21 January 2007

MSFT: Analysis through Sept 2006

Since the fiscal year for software colossus Microsoft ends on 30 June, the quarter that ended on 31 December 2006 was the second quarter of fiscal 2007. Microsoft will report their results for this quarter on 25 January. We are preparing for this report by reviewing the analysis we performed last October after Microsoft issued their data for the fiscal 2007's first quarter. We will also identify data in the 2nd quarter results that would provide an initial indication into the strength or weakness of Micosoft's performance.

With the data for the quarter ending 30 September, our Cash Management gauge for Microsoft displayed 9 out of 25 total points. However, this gauge isn't particularly meaningful for Microsoft because Inventory has only recently become consequential (mostly xboxes?) and Long-Term Debt is neglible. The Current Ratio was an ideal 2.1; it has come down from previous ridiculously high levels as cash was spent on stock buybacks. Accounts Receivable were 55 days of Revenue, a little less that its long-term average.
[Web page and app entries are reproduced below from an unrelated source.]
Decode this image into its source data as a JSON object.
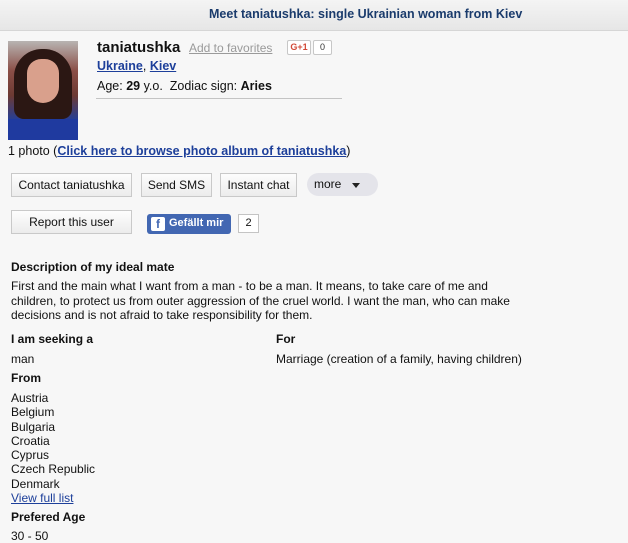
{
  "header": {
    "title": "Meet taniatushka: single Ukrainian woman from Kiev"
  },
  "profile": {
    "username": "taniatushka",
    "add_favorites": "Add to favorites",
    "gplus_label": "G+1",
    "gplus_count": "0",
    "country": "Ukraine",
    "city": "Kiev",
    "location_separator": ", ",
    "age_label": "Age: ",
    "age_value": "29",
    "age_unit": " y.o.",
    "zodiac_label": "Zodiac sign: ",
    "zodiac_value": "Aries"
  },
  "photos": {
    "count_text": "1 photo (",
    "album_link": "Click here to browse photo album of taniatushka",
    "close_paren": ")"
  },
  "actions": {
    "contact": "Contact taniatushka",
    "send_sms": "Send SMS",
    "instant_chat": "Instant chat",
    "more": "more",
    "report": "Report this user",
    "fb_like": "Gefällt mir",
    "fb_count": "2"
  },
  "details": {
    "ideal_mate_heading": "Description of my ideal mate",
    "ideal_mate_text": "First and the main what I want from a man - to be a man. It means, to take care of me and children, to protect us from outer aggression of the cruel world. I want the man, who can make decisions and is not afraid to take responsibility for them.",
    "seeking_heading": "I am seeking a",
    "seeking_value": "man",
    "for_heading": "For",
    "for_value": "Marriage (creation of a family, having children)",
    "from_heading": "From",
    "from_countries": [
      "Austria",
      "Belgium",
      "Bulgaria",
      "Croatia",
      "Cyprus",
      "Czech Republic",
      "Denmark"
    ],
    "view_full_list": "View full list",
    "age_heading": "Prefered Age",
    "age_value": "30 - 50"
  },
  "colors": {
    "link": "#1d3f9a",
    "header_text": "#1a3b6c",
    "facebook": "#4267b2"
  }
}
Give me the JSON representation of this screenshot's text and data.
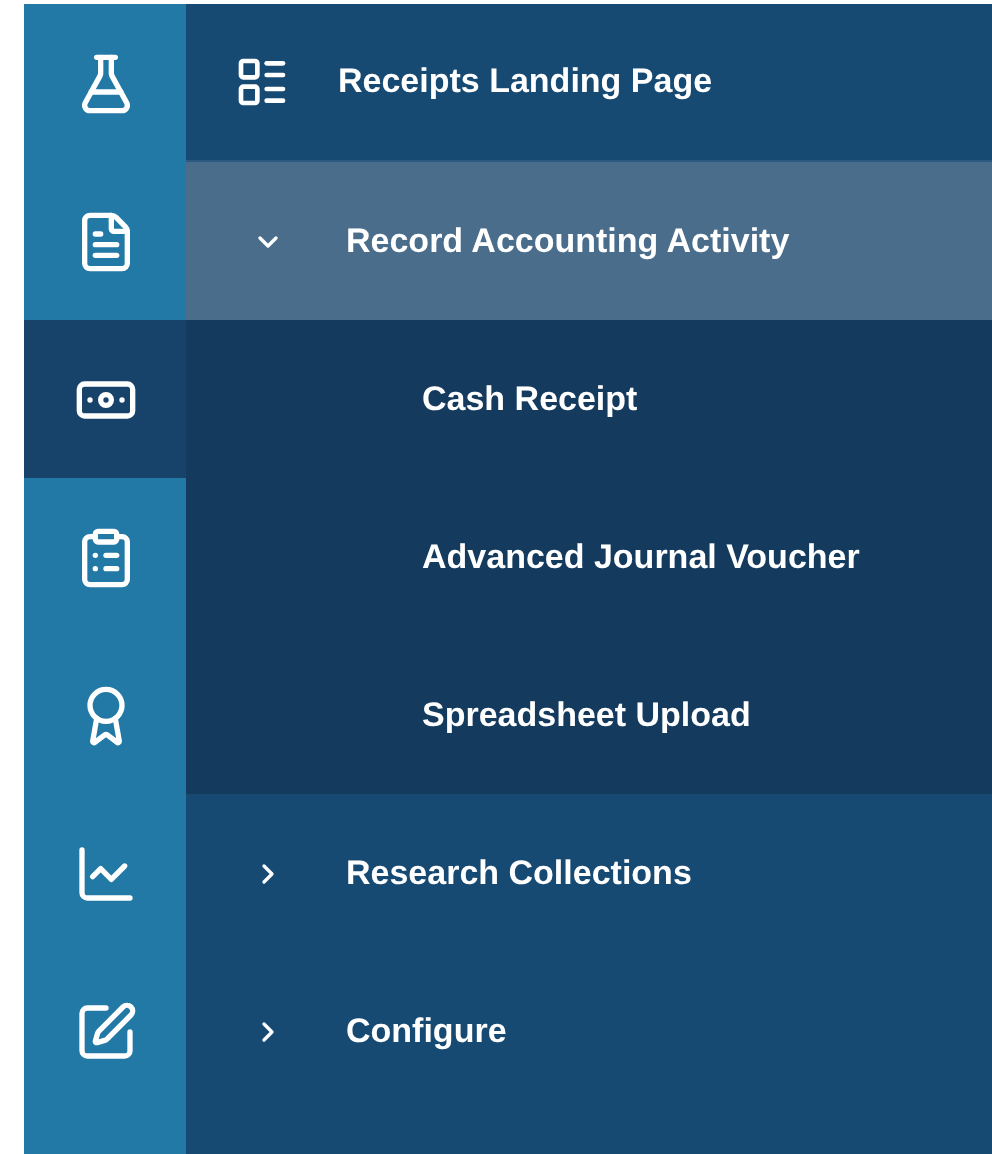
{
  "rail": [
    {
      "selected": false
    },
    {
      "selected": false
    },
    {
      "selected": true
    },
    {
      "selected": false
    },
    {
      "selected": false
    },
    {
      "selected": false
    },
    {
      "selected": false
    }
  ],
  "menu": [
    {
      "kind": "link",
      "label": "Receipts Landing Page"
    },
    {
      "kind": "group",
      "label": "Record Accounting Activity",
      "expanded": true,
      "children": [
        {
          "label": "Cash Receipt"
        },
        {
          "label": "Advanced Journal Voucher"
        },
        {
          "label": "Spreadsheet Upload"
        }
      ]
    },
    {
      "kind": "group",
      "label": "Research Collections",
      "expanded": false
    },
    {
      "kind": "group",
      "label": "Configure",
      "expanded": false
    }
  ]
}
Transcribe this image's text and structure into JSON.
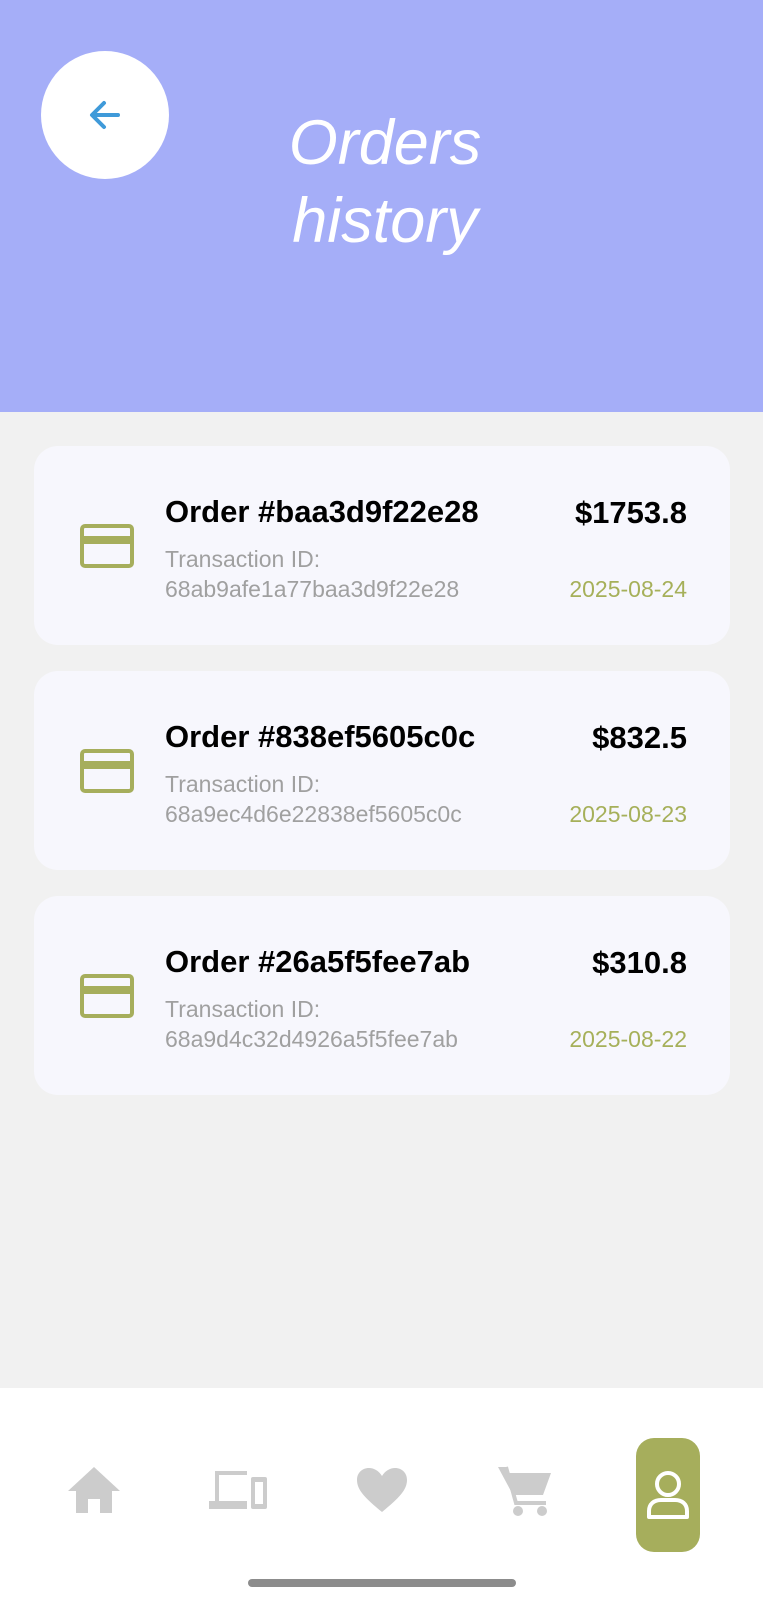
{
  "header": {
    "title": "Orders history",
    "back_icon": "arrow-left-icon",
    "background_color": "#a5aef8"
  },
  "orders": [
    {
      "title": "Order #baa3d9f22e28",
      "transaction_label": "Transaction ID:",
      "transaction_id": "68ab9afe1a77baa3d9f22e28",
      "price": "$1753.8",
      "date": "2025-08-24",
      "icon": "credit-card-icon"
    },
    {
      "title": "Order #838ef5605c0c",
      "transaction_label": "Transaction ID:",
      "transaction_id": "68a9ec4d6e22838ef5605c0c",
      "price": "$832.5",
      "date": "2025-08-23",
      "icon": "credit-card-icon"
    },
    {
      "title": "Order #26a5f5fee7ab",
      "transaction_label": "Transaction ID:",
      "transaction_id": "68a9d4c32d4926a5f5fee7ab",
      "price": "$310.8",
      "date": "2025-08-22",
      "icon": "credit-card-icon"
    }
  ],
  "nav": {
    "items": [
      "home-icon",
      "devices-icon",
      "heart-icon",
      "cart-icon",
      "profile-icon"
    ],
    "active": "profile-icon",
    "active_color": "#a6ae5c",
    "inactive_color": "#cccccc"
  },
  "colors": {
    "accent": "#a6ae5c",
    "date": "#a6b05a",
    "back_arrow": "#3f9ad9"
  }
}
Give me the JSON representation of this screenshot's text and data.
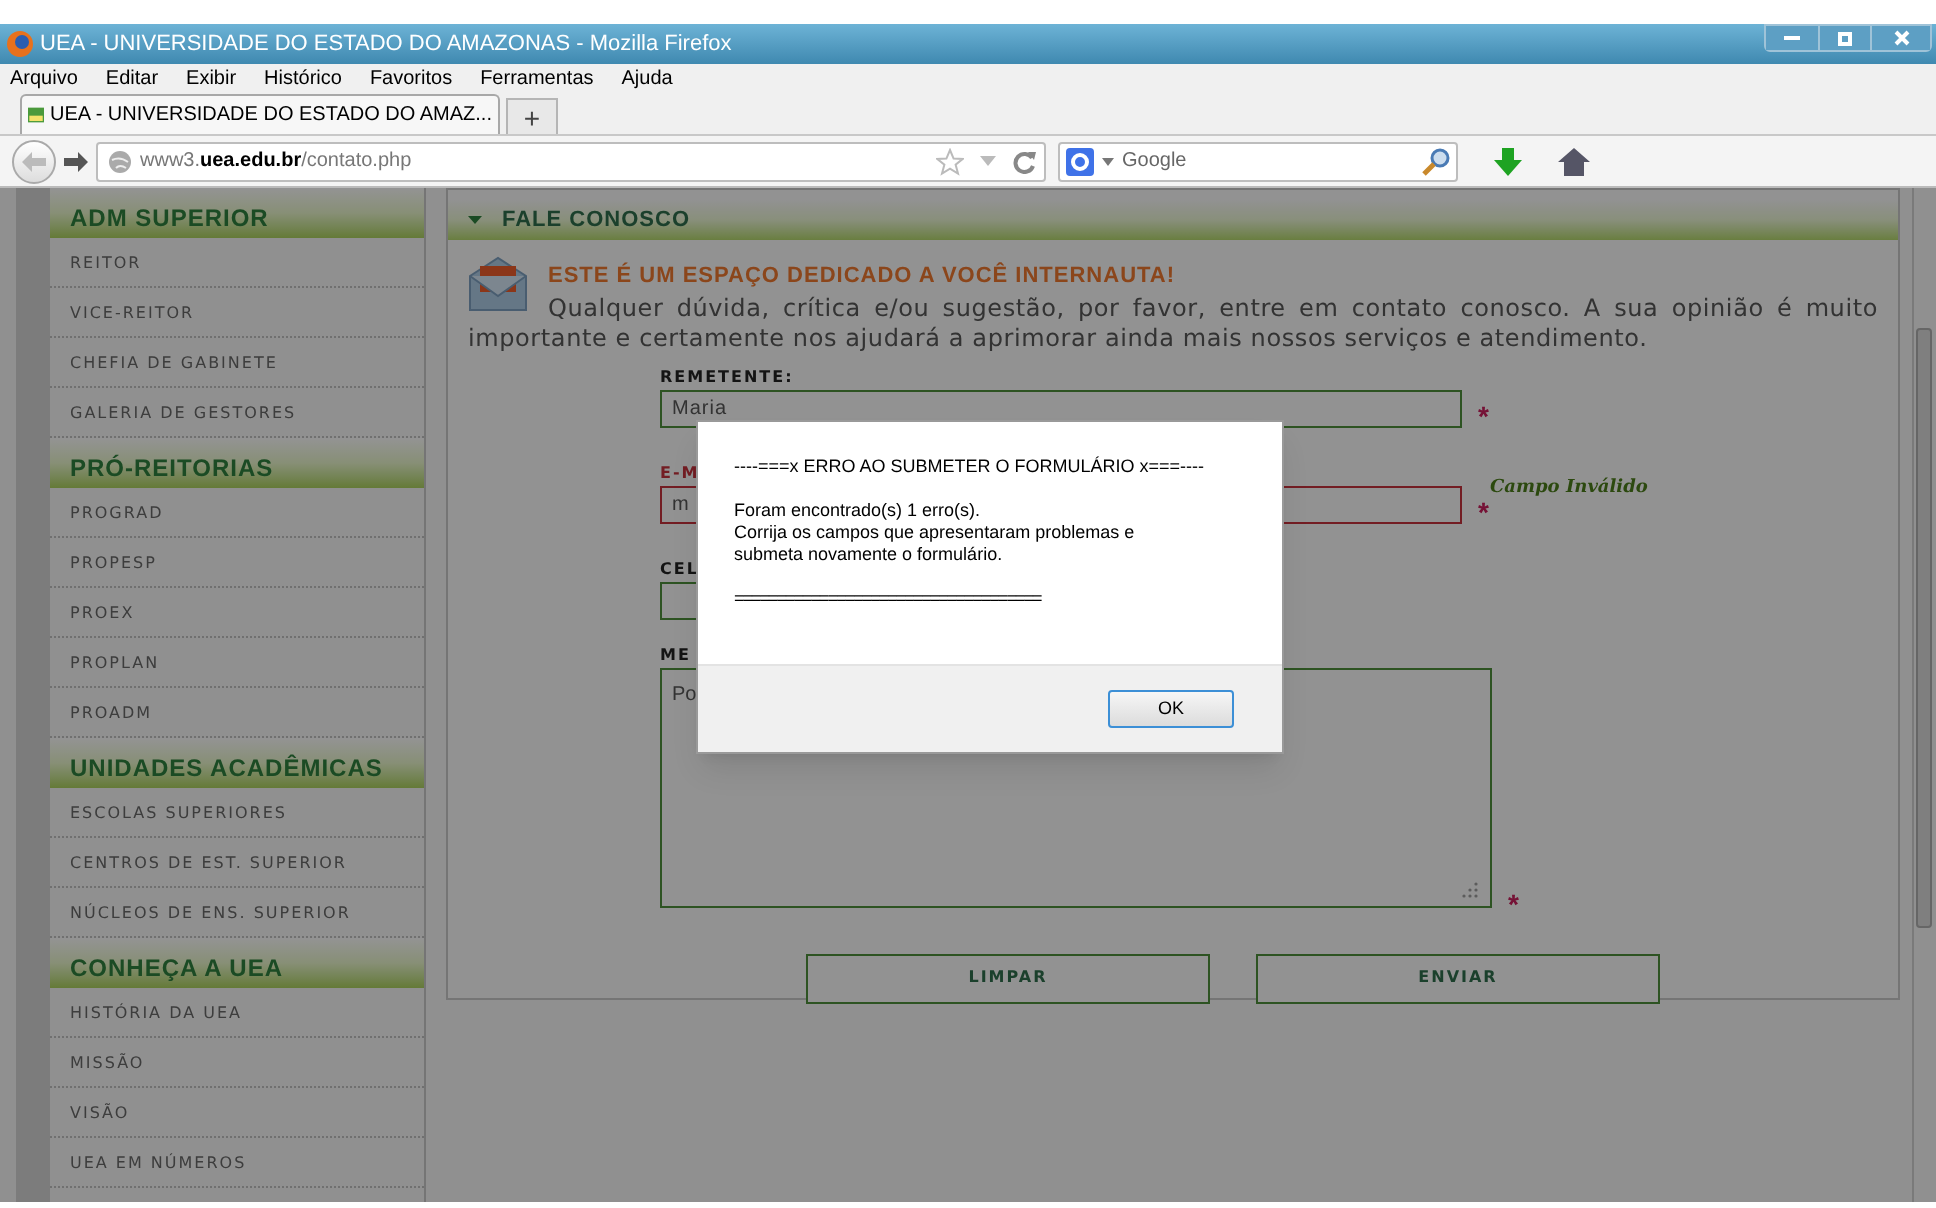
{
  "window": {
    "title": "UEA - UNIVERSIDADE DO ESTADO DO AMAZONAS - Mozilla Firefox"
  },
  "menu": [
    "Arquivo",
    "Editar",
    "Exibir",
    "Histórico",
    "Favoritos",
    "Ferramentas",
    "Ajuda"
  ],
  "tabs": [
    {
      "label": "UEA - UNIVERSIDADE DO ESTADO DO AMAZ...",
      "selected": true
    }
  ],
  "new_tab": "+",
  "address": {
    "url": "www3.**uea.edu.br**/contato.php"
  },
  "search": {
    "placeholder": "Google"
  },
  "sidebar": {
    "sections": [
      {
        "title": "ADM SUPERIOR",
        "items": [
          "REITOR",
          "VICE-REITOR",
          "CHEFIA DE GABINETE",
          "GALERIA DE GESTORES"
        ]
      },
      {
        "title": "PRÓ-REITORIAS",
        "items": [
          "PROGRAD",
          "PROPESP",
          "PROEX",
          "PROPLAN",
          "PROADM"
        ]
      },
      {
        "title": "UNIDADES ACADÊMICAS",
        "items": [
          "ESCOLAS SUPERIORES",
          "CENTROS DE EST. SUPERIOR",
          "NÚCLEOS DE ENS. SUPERIOR"
        ]
      },
      {
        "title": "CONHEÇA A UEA",
        "items": [
          "HISTÓRIA DA UEA",
          "MISSÃO",
          "VISÃO",
          "UEA EM NÚMEROS"
        ]
      }
    ]
  },
  "main": {
    "header": "FALE CONOSCO",
    "intro_title": "ESTE É UM ESPAÇO DEDICADO A VOCÊ INTERNAUTA!",
    "intro_text": "Qualquer dúvida, crítica e/ou sugestão, por favor, entre em contato conosco. A sua opinião é muito importante e certamente nos ajudará a aprimorar ainda mais nossos serviços e atendimento.",
    "fields": [
      {
        "kind": "input",
        "label": "REMETENTE:",
        "value": "Maria",
        "marker": "*",
        "invalid": false
      },
      {
        "kind": "input",
        "label": "E-M",
        "value": "m",
        "marker": "*",
        "invalid": true,
        "error": "Campo Inválido"
      },
      {
        "kind": "short",
        "label": "CEL",
        "invalid": false
      },
      {
        "kind": "textarea",
        "label": "ME",
        "value": "Po",
        "marker": "*",
        "invalid": false
      }
    ],
    "buttons": [
      "LIMPAR",
      "ENVIAR"
    ]
  },
  "dialog": {
    "title": "----===x ERRO AO SUBMETER O FORMULÁRIO x===----",
    "lines": [
      "Foram encontrado(s) 1 erro(s).",
      "Corrija os campos que apresentaram problemas e submeta novamente o formulário."
    ],
    "rule": "====================================",
    "ok": "OK"
  }
}
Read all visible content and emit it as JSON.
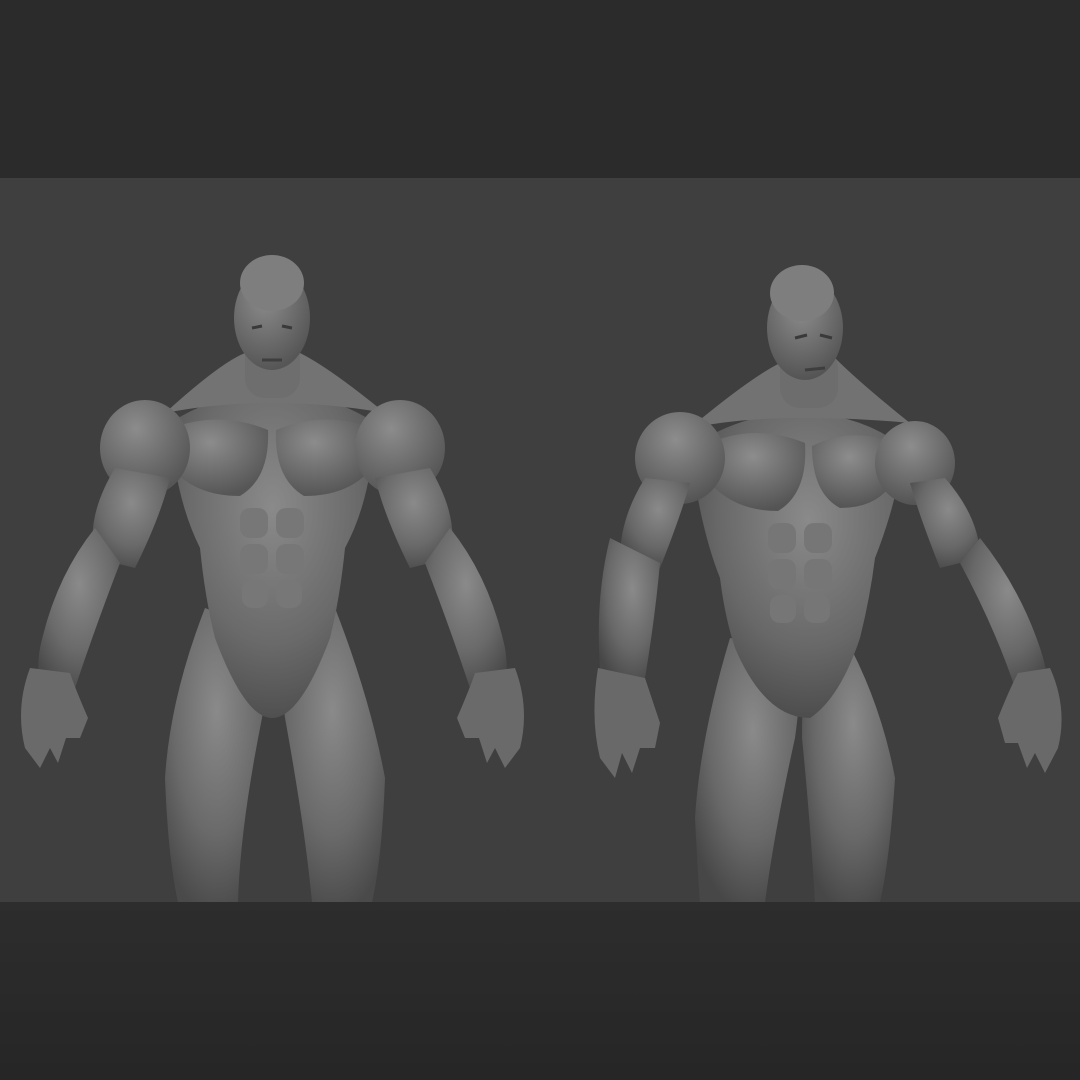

The Growth gauge showed 12 points. Revenue growth was 12 percent year over year, after having slumped to single-digit percentage points in 2005. Net Income growth, on the other hand, has continued to spiral downward to an anemic 1 percent. The pressure on Net Income appears to be due, in part, to higher income taxes and less interest income (since cash that was earning interest has been spent on stock buybacks). Cash Flow from Operations (CFO) has actually declined by a substantial 16 percent on a year-over-year basis. Revenue/Assets moved up to 69 percent. This also appears to be the result of the company drawing down its cash levels to buy shares of its common stock.

Profitability scored 11 of 25 points. The Return on Invested Capital (ROIC) skyrocketed to 43 percent, its highest level in 6 years; the increase is also partly explained by reduction in stockholders equity after share repurchases. Free Cash Flow (FCF) to Equity edged up to 34 percent. Since CFO and FCF have been decreasing, as mentioned in previously,the FCF/Equity performance must be attributed to the reduction in the number of shares outstanding. Operating Expenses as a proportion of Revenue has been a stable 63 percent, as a slight downtrend in Gross Margin has been compensated by reduced SG&A expenditures. The Accrual Ratio moved above zero percent for the first time in more than a decade. This unhappy result, signifying lower-quality earnings, is because the decline in CFO means that a growing proportion of Net Income has been due to non-operating factors (i.e., changes in accruals).

The Value gauge read a healthy 15 points. The Price/Earnings ratio at the end of September was 21. This is a much lower than its historical average, suggesting greater value. Similarly, with the P/E ratio at a value that is 36 percent above the S&P 500 market multiple, we see a much lower premium. On the other hand, the PEG ratio has soared because earnings growth was a mere 1 percent. The Price/Revenues ratio was a seemingly scary 6.0, but this is actually a tad lower than historic values.

Rolling up all of the above, the Overall gauge came in with a score of 50 out of 100 points. In other cases, this would be a good, if not very good, score; however, the score was a fabulous 70 in mid 2005. We'd like to think that last year's scores foretold recent gains in the stock price. But, if we believe this, we shouldn't expect the gains to continue for long.

Things to look for in the results for the quarter ending 31 December:

Revenue: Is revenue growth maintaining a double-digit pace? The Wall Street estimate is $12.1 billion for the quarter. Our model predicts a more modest $11.9 billion. The lower value would still result in a 10 percent year-over-year revenue growth.

Operating Expenses: Has increased spending degraded the ratio of operating expenses to revenues below 63 percent.

Net Income: The market estimate is 23 cents per share for the quarter, which is a significant drop. We suspect the market is aware of non-recurring expenses (stock-option expenses????) depressing net income. Our estimate is a more robust 33 cents. We'll carefully scrutinize the new financial report to figure out why the market expects such weak earnings -- and yet it has been pushing up the stock price.

CFO: We'd like to see CFO start growing again.

No comments:

Post a Comment